TASK OBJECTIVE: Repeat the records exactly. Leave out the pictures.

+--

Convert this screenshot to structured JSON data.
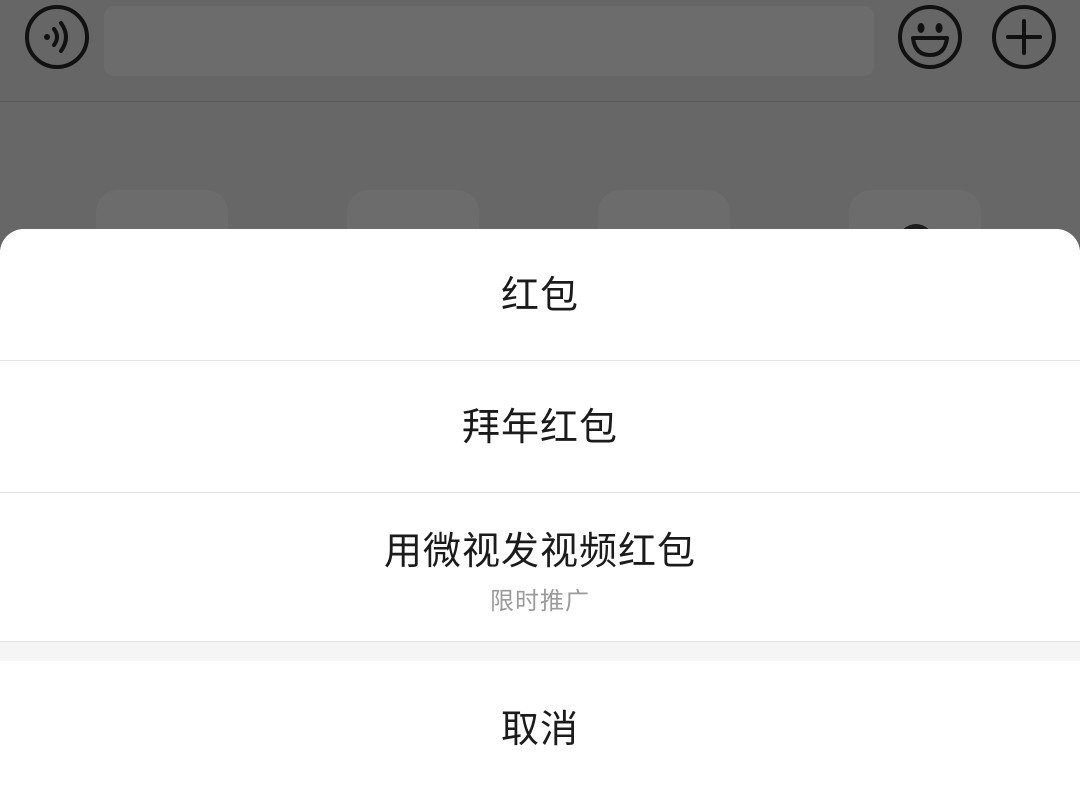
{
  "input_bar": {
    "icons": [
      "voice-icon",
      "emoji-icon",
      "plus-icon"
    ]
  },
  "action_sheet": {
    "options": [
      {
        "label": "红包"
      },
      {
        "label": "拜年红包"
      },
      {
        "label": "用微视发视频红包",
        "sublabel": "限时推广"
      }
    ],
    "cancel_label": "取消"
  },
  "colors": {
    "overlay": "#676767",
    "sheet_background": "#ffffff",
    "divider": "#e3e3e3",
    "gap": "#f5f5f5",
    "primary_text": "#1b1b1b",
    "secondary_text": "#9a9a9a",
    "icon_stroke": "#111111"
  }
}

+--

SOLUTION TO THE PROBLEM:
Convert this screenshot to structured JSON data.
{
  "input_bar": {
    "icons": [
      "voice-icon",
      "emoji-icon",
      "plus-icon"
    ]
  },
  "action_sheet": {
    "options": [
      {
        "label": "红包"
      },
      {
        "label": "拜年红包"
      },
      {
        "label": "用微视发视频红包",
        "sublabel": "限时推广"
      }
    ],
    "cancel_label": "取消"
  },
  "colors": {
    "overlay": "#676767",
    "sheet_background": "#ffffff",
    "divider": "#e3e3e3",
    "gap": "#f5f5f5",
    "primary_text": "#1b1b1b",
    "secondary_text": "#9a9a9a",
    "icon_stroke": "#111111"
  }
}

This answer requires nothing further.